Does anyone know if the Visual Studio C++ compiler optimizes to eliminate calls to functions with empty definitions (nothing between the curly braces denoting the function's body)?
I am particularly interested in the 2010 and 2012 versions of the Visual Studio compiler.
It depends on whether the method is virtual. It would theoretically be possible to eliminate all calls to empty non-virtual methods. A virtual method may be overridden by a derived class, so the compiler must perform the virtual call.
(There may be some cases where the compiler can prove that the virtual call refers to the base class. In this case, the compiler could optimize the call away.)
As Richard suggests, the best way to check this is to write a short test program.
If you have an important point to make, don't try to be subtle or clever. Use a pile driver. Hit the point once. Then come back and hit it again. Then hit it a third time - a tremendous whack.
I have an application which captures Lock, Unlock, Logoff and Logon events of Windows OS. I am able to get the notifications for Lock, Unlock and Logoff, but not getting any notification when user Logs on to the machine. I am using WTS_SESSION_LOGON event to capture the Log on event.
How to capture the event when user log on to the machine.
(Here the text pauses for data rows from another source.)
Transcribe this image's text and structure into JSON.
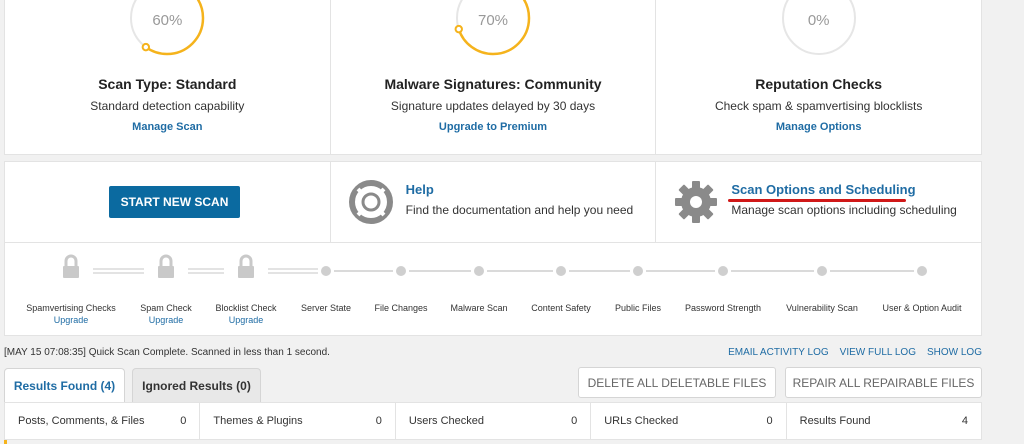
{
  "cards": [
    {
      "percent": 0.6,
      "percent_label": "60%",
      "title": "Scan Type: Standard",
      "subtitle": "Standard detection capability",
      "link": "Manage Scan"
    },
    {
      "percent": 0.7,
      "percent_label": "70%",
      "title": "Malware Signatures: Community",
      "subtitle": "Signature updates delayed by 30 days",
      "link": "Upgrade to Premium"
    },
    {
      "percent": 0,
      "percent_label": "0%",
      "title": "Reputation Checks",
      "subtitle": "Check spam & spamvertising blocklists",
      "link": "Manage Options"
    }
  ],
  "actions": {
    "start_scan_label": "START NEW SCAN",
    "help_title": "Help",
    "help_subtitle": "Find the documentation and help you need",
    "options_title": "Scan Options and Scheduling",
    "options_subtitle": "Manage scan options including scheduling"
  },
  "stages": [
    {
      "label": "Spamvertising Checks",
      "link": "Upgrade",
      "locked": true
    },
    {
      "label": "Spam Check",
      "link": "Upgrade",
      "locked": true
    },
    {
      "label": "Blocklist Check",
      "link": "Upgrade",
      "locked": true
    },
    {
      "label": "Server State",
      "locked": false
    },
    {
      "label": "File Changes",
      "locked": false
    },
    {
      "label": "Malware Scan",
      "locked": false
    },
    {
      "label": "Content Safety",
      "locked": false
    },
    {
      "label": "Public Files",
      "locked": false
    },
    {
      "label": "Password Strength",
      "locked": false
    },
    {
      "label": "Vulnerability Scan",
      "locked": false
    },
    {
      "label": "User & Option Audit",
      "locked": false
    }
  ],
  "status": {
    "message": "[MAY 15 07:08:35] Quick Scan Complete. Scanned in less than 1 second.",
    "email_log": "EMAIL ACTIVITY LOG",
    "full_log": "VIEW FULL LOG",
    "show_log": "SHOW LOG"
  },
  "tabs": {
    "results_found": "Results Found (4)",
    "ignored_results": "Ignored Results (0)"
  },
  "buttons": {
    "delete_all": "DELETE ALL DELETABLE FILES",
    "repair_all": "REPAIR ALL REPAIRABLE FILES"
  },
  "counts": [
    {
      "label": "Posts, Comments, & Files",
      "value": "0"
    },
    {
      "label": "Themes & Plugins",
      "value": "0"
    },
    {
      "label": "Users Checked",
      "value": "0"
    },
    {
      "label": "URLs Checked",
      "value": "0"
    },
    {
      "label": "Results Found",
      "value": "4"
    }
  ],
  "colors": {
    "accent": "#f5b31c",
    "link": "#1f6ca4",
    "primary_button": "#0b6aa0",
    "annotation": "#d01818"
  }
}
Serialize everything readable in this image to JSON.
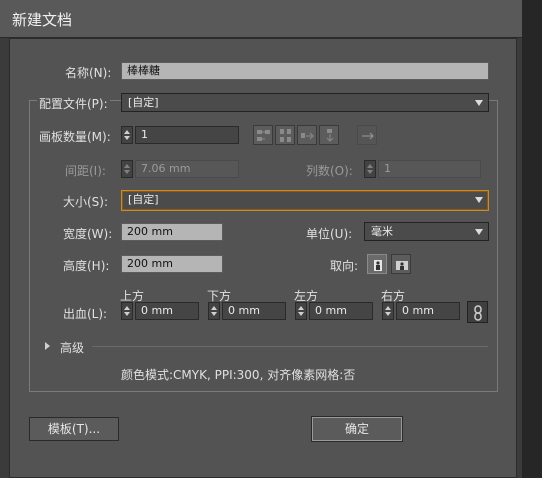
{
  "window": {
    "title": "新建文档"
  },
  "name": {
    "label": "名称(N):",
    "value": "棒棒糖"
  },
  "profile": {
    "label": "配置文件(P):",
    "value": "[自定]"
  },
  "artboards": {
    "label": "画板数量(M):",
    "value": "1"
  },
  "spacing": {
    "label": "间距(I):",
    "value": "7.06 mm"
  },
  "columns": {
    "label": "列数(O):",
    "value": "1"
  },
  "size": {
    "label": "大小(S):",
    "value": "[自定]"
  },
  "width": {
    "label": "宽度(W):",
    "value": "200 mm"
  },
  "units": {
    "label": "单位(U):",
    "value": "毫米"
  },
  "height": {
    "label": "高度(H):",
    "value": "200 mm"
  },
  "orientation": {
    "label": "取向:"
  },
  "bleed": {
    "label": "出血(L):",
    "top": {
      "label": "上方",
      "value": "0 mm"
    },
    "bottom": {
      "label": "下方",
      "value": "0 mm"
    },
    "left": {
      "label": "左方",
      "value": "0 mm"
    },
    "right": {
      "label": "右方",
      "value": "0 mm"
    }
  },
  "advanced": {
    "label": "高级"
  },
  "info": {
    "text": "颜色模式:CMYK, PPI:300, 对齐像素网格:否"
  },
  "buttons": {
    "templates": "模板(T)...",
    "ok": "确定"
  }
}
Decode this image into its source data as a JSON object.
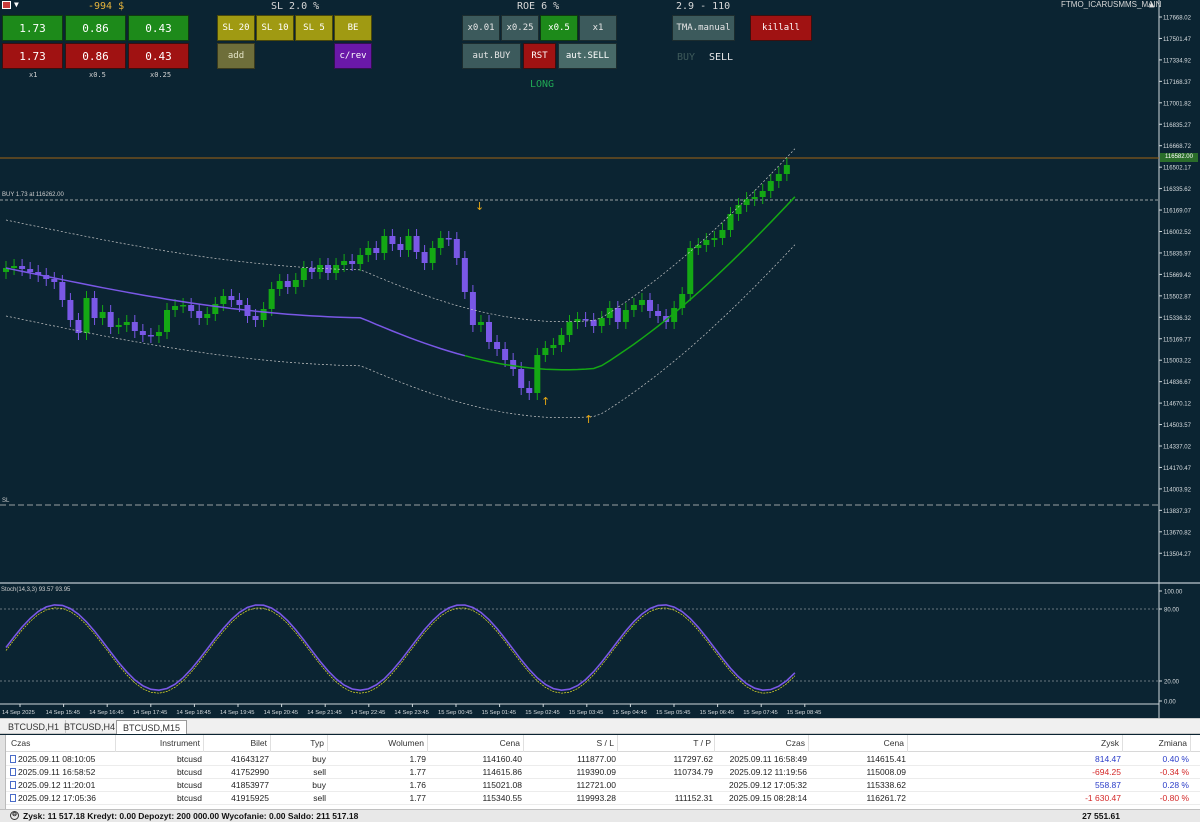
{
  "header": {
    "pnl": "-994 $",
    "sl_title": "SL 2.0 %",
    "roe_title": "ROE 6 %",
    "range_title": "2.9 - 110",
    "symbol_label": "FTMO_ICARUSMMS_MAIN"
  },
  "lot_buttons": {
    "buy_row": [
      "1.73",
      "0.86",
      "0.43"
    ],
    "sell_row": [
      "1.73",
      "0.86",
      "0.43"
    ],
    "captions": [
      "x1",
      "x0.5",
      "x0.25"
    ]
  },
  "sl_buttons": [
    "SL 20",
    "SL 10",
    "SL 5",
    "BE"
  ],
  "add_label": "add",
  "crev_label": "c/rev",
  "mult_buttons": [
    "x0.01",
    "x0.25",
    "x0.5",
    "x1"
  ],
  "auto_buttons": {
    "buy": "aut.BUY",
    "rst": "RST",
    "sell": "aut.SELL"
  },
  "tma_label": "TMA.manual",
  "killall_label": "killall",
  "buy_sell": {
    "buy": "BUY",
    "sell": "SELL"
  },
  "signal_label": "LONG",
  "chart_labels": {
    "buy_line": "BUY 1.73 at 116262.00",
    "sl_line": "SL",
    "price_current": "116582.00",
    "stoch": "Stoch(14,3,3) 93.57 93.95"
  },
  "colors": {
    "bg": "#0b2432",
    "bull": "#14a814",
    "bear": "#7a58e6",
    "signal": "#e8a814",
    "price_line": "#a06414"
  },
  "price_axis": [
    "117668.02",
    "117501.47",
    "117334.92",
    "117168.37",
    "117001.82",
    "116835.27",
    "116668.72",
    "116502.17",
    "116335.62",
    "116169.07",
    "116002.52",
    "115835.97",
    "115669.42",
    "115502.87",
    "115336.32",
    "115169.77",
    "115003.22",
    "114836.67",
    "114670.12",
    "114503.57",
    "114337.02",
    "114170.47",
    "114003.92",
    "113837.37",
    "113670.82",
    "113504.27"
  ],
  "stoch_axis": [
    "100.00",
    "80.00",
    "20.00",
    "0.00"
  ],
  "time_axis": [
    "14 Sep 2025",
    "14 Sep 15:45",
    "14 Sep 16:45",
    "14 Sep 17:45",
    "14 Sep 18:45",
    "14 Sep 19:45",
    "14 Sep 20:45",
    "14 Sep 21:45",
    "14 Sep 22:45",
    "14 Sep 23:45",
    "15 Sep 00:45",
    "15 Sep 01:45",
    "15 Sep 02:45",
    "15 Sep 03:45",
    "15 Sep 04:45",
    "15 Sep 05:45",
    "15 Sep 06:45",
    "15 Sep 07:45",
    "15 Sep 08:45"
  ],
  "tabs": [
    "BTCUSD,H1",
    "BTCUSD,H4",
    "BTCUSD,M15"
  ],
  "table": {
    "headers": [
      "Czas",
      "Instrument",
      "Bilet",
      "Typ",
      "Wolumen",
      "Cena",
      "S / L",
      "T / P",
      "Czas",
      "Cena",
      "Zysk",
      "Zmiana"
    ],
    "rows": [
      [
        "2025.09.11 08:10:05",
        "btcusd",
        "41643127",
        "buy",
        "1.79",
        "114160.40",
        "111877.00",
        "117297.62",
        "2025.09.11 16:58:49",
        "114615.41",
        "814.47",
        "0.40 %"
      ],
      [
        "2025.09.11 16:58:52",
        "btcusd",
        "41752990",
        "sell",
        "1.77",
        "114615.86",
        "119390.09",
        "110734.79",
        "2025.09.12 11:19:56",
        "115008.09",
        "-694.25",
        "-0.34 %"
      ],
      [
        "2025.09.12 11:20:01",
        "btcusd",
        "41853977",
        "buy",
        "1.76",
        "115021.08",
        "112721.00",
        "",
        "2025.09.12 17:05:32",
        "115338.62",
        "558.87",
        "0.28 %"
      ],
      [
        "2025.09.12 17:05:36",
        "btcusd",
        "41915925",
        "sell",
        "1.77",
        "115340.55",
        "119993.28",
        "111152.31",
        "2025.09.15 08:28:14",
        "116261.72",
        "-1 630.47",
        "-0.80 %"
      ]
    ]
  },
  "status": {
    "summary": "Zysk: 11 517.18  Kredyt: 0.00  Depozyt: 200 000.00  Wycofanie: 0.00  Saldo: 211 517.18",
    "total": "27 551.61"
  }
}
The following code is a basic algorithm for hamming distance calculation, but due to the design of my application, it requires many times to use this algorithm, in order to improve application efficiency, I want to improve the efficiency of this algorithm, is there any appropriate methods? Assembly language possible?
I don't see much optimisation options.
You are already using a lookup table and the code should not consume much time when dim is small. Rewriting it in assembler will be probably not faster because modern compilers will generate effective code (you may tell your compiler to generate an assembly output to check this).
When using the popcnt instruction and your data are always a multiple of 2 or 4 (or 8 with 64-bit builds), you can reduce the number of loop executions by performing the operation with 16/32/64 bits.
I wouldn't recommend assembly, unless platform portability is not a concern. A relatively easier option would be to apply a Duff's device to this loop. Unrolling the loop can provide performance boost. However, unless this is, say DSP code that has to run over and over again its probably not worthwhile and the effects wont be noticable.
I don't see much optimization potential in your function that a decent compiler won't apply already.
That said, the first question you should ask: is there an actual performance bottleneck? Have you measured the time your application takes, and is it really too slow for your purposes?
Second question: if there is a performance issue, which function is causing it? Maybe there are others called alongside this function that take more time and have more optimization potential? Typically, I/O is the slowest part of any application, so reducing I/O to the absolute minimum could already help.
You say it is called often, so the next question would be: can you reduce the number of calls? You said the number of calls is high due to your application design, this implies a different design would require less calls?
GOTOs are a bit like wire coat hangers: they tend to breed in the darkness, such that where there once were few, eventually there are many, and the program's architecture collapses beneath them. (Fran Poretto)
If you are linking for 64bits the entry point for dll should be _DllMainCRTStartup (undecorated entry point). If you get this error probably there is a error in linker switches because it seems that you are trying to use 64 bits objects in a 32bits link.
It is not very clear in which part of your project you're getting the error: compiling the console exe or one of the DLL?
A very simple and realistically non-worthwhile implementation is simple. Your malloc calls new with an byte array. Then your free, which you would also implement would use delete to delete the array.
If you want a learning experience however then you should do the following in the specified order.
1. Learn what stack and list are and how to implement them.
2. Specifically learn how to implement them using sequential memory and not just pointers.
3. Learn how malloc is generally implemented. You will need substantial understanding of 1/2 to understand this.
4. Implement your own heap management. (Which you will understand after doing 1/2/3.)
There are no limitations to support different types of databases in one application. The application wizard only prepares the project to support a specific database interface. Support for other interfaces can be added later manually.
Create two new empty projects with support for different database interfaces. Then choose one as your project and add the necessary definitions from the created source files of the other project by comparing the files.
Thanks for reply.
Since wizard can relief my work. I just think is it possible to select both ODBC and OLEDB by using wizard.
If it is not possible, I have to implement the code myself.
That's hell a lot of work
Last Visit: 21-May-19 13:06 Last Update: 21-May-19 13:06